→ WORK INSTRUCTIONS:
Retype every record below exactly as it appears.

→ GIVEN RECORDS:
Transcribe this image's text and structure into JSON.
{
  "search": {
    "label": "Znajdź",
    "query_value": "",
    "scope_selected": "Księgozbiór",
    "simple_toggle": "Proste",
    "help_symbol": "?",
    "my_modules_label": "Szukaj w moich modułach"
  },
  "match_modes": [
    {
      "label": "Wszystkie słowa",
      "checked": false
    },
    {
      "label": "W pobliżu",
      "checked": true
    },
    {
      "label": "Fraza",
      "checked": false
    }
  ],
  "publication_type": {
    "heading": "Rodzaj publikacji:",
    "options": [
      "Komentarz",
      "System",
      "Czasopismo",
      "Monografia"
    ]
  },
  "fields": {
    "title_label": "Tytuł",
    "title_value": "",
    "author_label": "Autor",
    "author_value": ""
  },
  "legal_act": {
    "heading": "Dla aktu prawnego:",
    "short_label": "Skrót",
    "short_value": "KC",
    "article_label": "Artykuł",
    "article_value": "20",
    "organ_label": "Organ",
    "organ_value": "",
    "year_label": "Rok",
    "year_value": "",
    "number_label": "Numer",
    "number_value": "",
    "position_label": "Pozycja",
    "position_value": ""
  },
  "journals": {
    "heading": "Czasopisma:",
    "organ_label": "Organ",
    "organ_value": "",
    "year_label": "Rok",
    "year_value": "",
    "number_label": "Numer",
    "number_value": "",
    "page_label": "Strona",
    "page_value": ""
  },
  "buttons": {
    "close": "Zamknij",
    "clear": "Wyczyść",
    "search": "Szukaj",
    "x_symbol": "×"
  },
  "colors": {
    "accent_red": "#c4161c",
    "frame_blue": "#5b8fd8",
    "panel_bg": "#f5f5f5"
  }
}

→ EXERCISE OUTPUT:
Transcribe this image's text and structure into JSON.
{
  "search": {
    "label": "Znajdź",
    "query_value": "",
    "scope_selected": "Księgozbiór",
    "simple_toggle": "Proste",
    "help_symbol": "?",
    "my_modules_label": "Szukaj w moich modułach"
  },
  "match_modes": [
    {
      "label": "Wszystkie słowa",
      "checked": false
    },
    {
      "label": "W pobliżu",
      "checked": true
    },
    {
      "label": "Fraza",
      "checked": false
    }
  ],
  "publication_type": {
    "heading": "Rodzaj publikacji:",
    "options": [
      "Komentarz",
      "System",
      "Czasopismo",
      "Monografia"
    ]
  },
  "fields": {
    "title_label": "Tytuł",
    "title_value": "",
    "author_label": "Autor",
    "author_value": ""
  },
  "legal_act": {
    "heading": "Dla aktu prawnego:",
    "short_label": "Skrót",
    "short_value": "KC",
    "article_label": "Artykuł",
    "article_value": "20",
    "organ_label": "Organ",
    "organ_value": "",
    "year_label": "Rok",
    "year_value": "",
    "number_label": "Numer",
    "number_value": "",
    "position_label": "Pozycja",
    "position_value": ""
  },
  "journals": {
    "heading": "Czasopisma:",
    "organ_label": "Organ",
    "organ_value": "",
    "year_label": "Rok",
    "year_value": "",
    "number_label": "Numer",
    "number_value": "",
    "page_label": "Strona",
    "page_value": ""
  },
  "buttons": {
    "close": "Zamknij",
    "clear": "Wyczyść",
    "search": "Szukaj",
    "x_symbol": "×"
  },
  "colors": {
    "accent_red": "#c4161c",
    "frame_blue": "#5b8fd8",
    "panel_bg": "#f5f5f5"
  }
}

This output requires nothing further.